Kenya is unique in this respect: just an hour’s flight from the heart of the Maasai Mara and you can be enjoying a sundowner looking out over the Indian Ocean. Tanzania and Mozambique also offer exceptional beach destinations, while Cape Town in South Africa offers totally unique experiences.
We insist that you take out comprehensive travel and medical insurance before you travel. These details should be sent to us before you arrive so we can add your name to our Medi-evac cover which provides emergency airlift evacuation from remote areas.
A diverse geography means a variable climate across the continent.
Most of East Africa can be considered a year-round destination for both safaris and beach holidays. Between January and March and between June and October, the weather is drier, meaning the bush is less dense and wildlife gather at waterholes and rivers.
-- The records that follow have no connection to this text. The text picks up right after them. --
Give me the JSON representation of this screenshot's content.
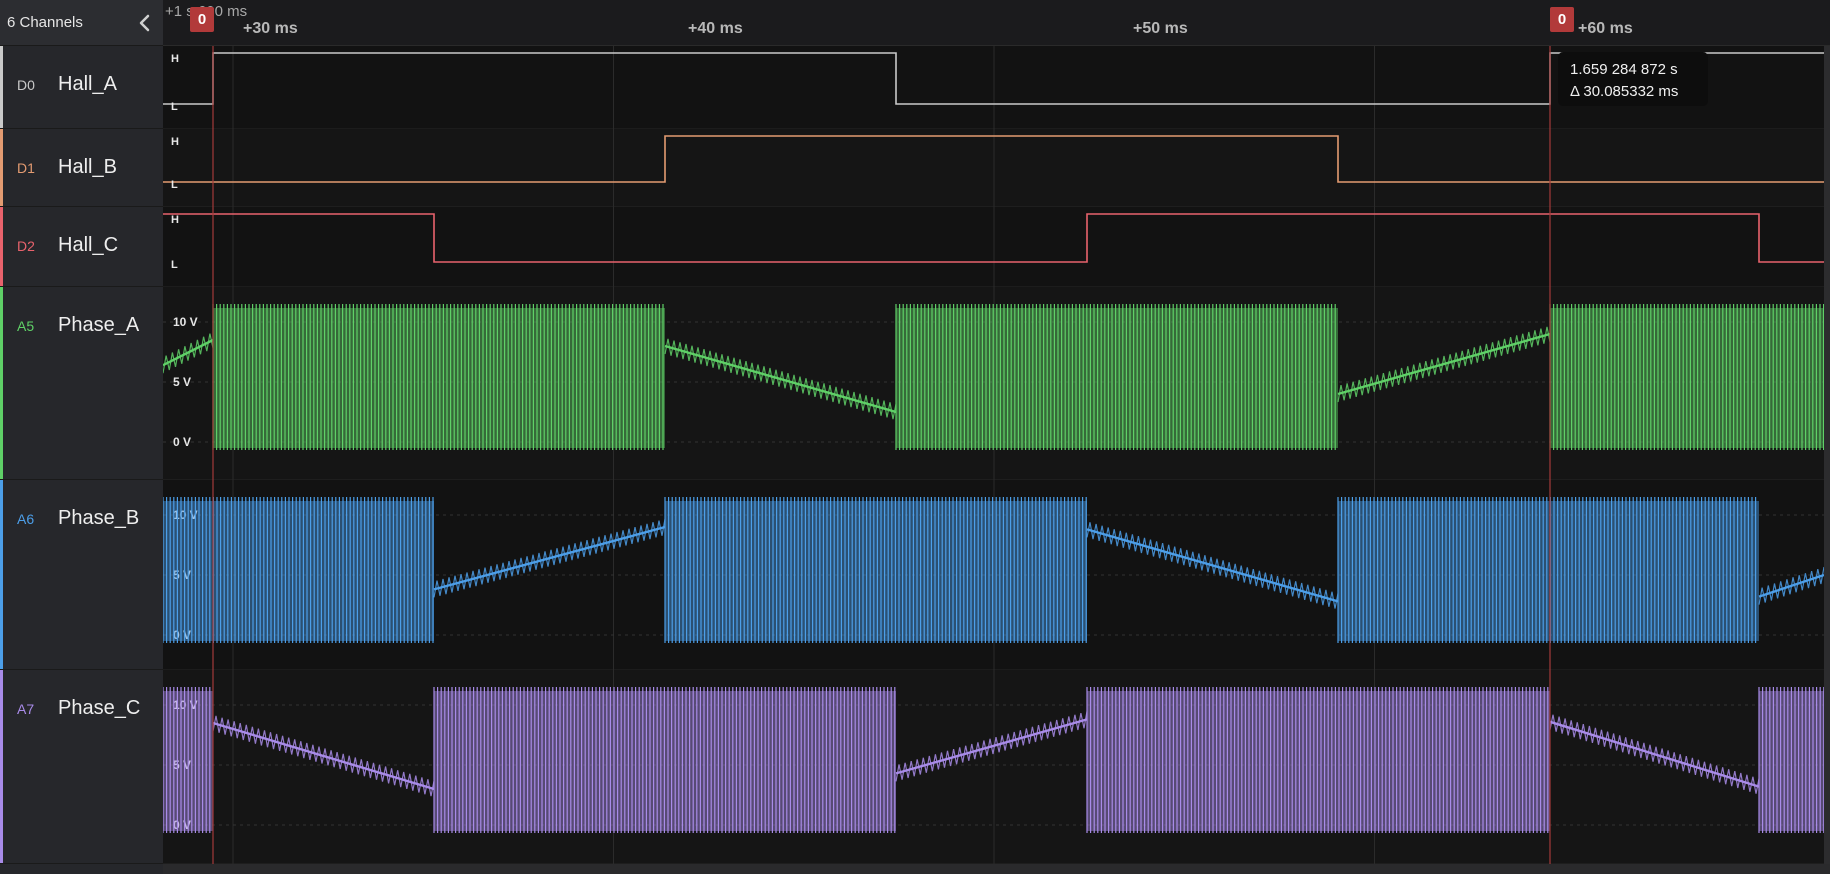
{
  "sidebar": {
    "title": "6 Channels",
    "channels": [
      {
        "id": "D0",
        "name": "Hall_A",
        "color": "#c9c9c9"
      },
      {
        "id": "D1",
        "name": "Hall_B",
        "color": "#e39b71"
      },
      {
        "id": "D2",
        "name": "Hall_C",
        "color": "#e8626c"
      },
      {
        "id": "A5",
        "name": "Phase_A",
        "color": "#5fd067"
      },
      {
        "id": "A6",
        "name": "Phase_B",
        "color": "#4c9ee8"
      },
      {
        "id": "A7",
        "name": "Phase_C",
        "color": "#a88be8"
      }
    ]
  },
  "ruler": {
    "origin_label": "+1 s 600 ms",
    "ticks": [
      "+30 ms",
      "+40 ms",
      "+50 ms",
      "+60 ms"
    ]
  },
  "markers": [
    {
      "label": "0"
    },
    {
      "label": "0"
    }
  ],
  "tooltip": {
    "time": "1.659 284 872 s",
    "delta": "Δ 30.085332 ms"
  },
  "digital_levels": {
    "high": "H",
    "low": "L"
  },
  "analog_levels": [
    "10 V",
    "5 V",
    "0 V"
  ]
}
In April, May and November, seasonal rains bring new life, less crowds and is rarely so wet that it affects daily activities.
Southern Africa's safari regions tend to be dry and cool in the winter months of June to September. Hot and humid conditions can be expected from November to April. Both seasons bring different wildlife spectacles and your guide will be able to discuss pros and cons to each.
Niche destinations, such as the Congo, Chad, Madagascar and Ethiopia are far more seasonal. Your guide will be able to determine the most suitable time of year to plan a trip to these regions.
The famous Serengeti-Mara Wildebeest migration tends to be in Kenya between July and October. In January to March, the approximately two million animals – mostly zebra and wildebeest – congregate in the southern Serengeti plains. This annual migration is one of the greatest spectacles in the natural world.
There are other wildlife migrations too. The zebra migrations between the Okavango Delta, Chobe River floodplains and the Makgadikgadi and Nxai Pans in Botswana reaches the Pans between December and March.
In Zambia, a wildebeest migration reaches the Liuwa Plains at the onset of the rainy season, usually in November. Then there is the largest mammal migration on earth, where up to 10 million fruit bats arrive into the Kasanka National Park, between October and December each year.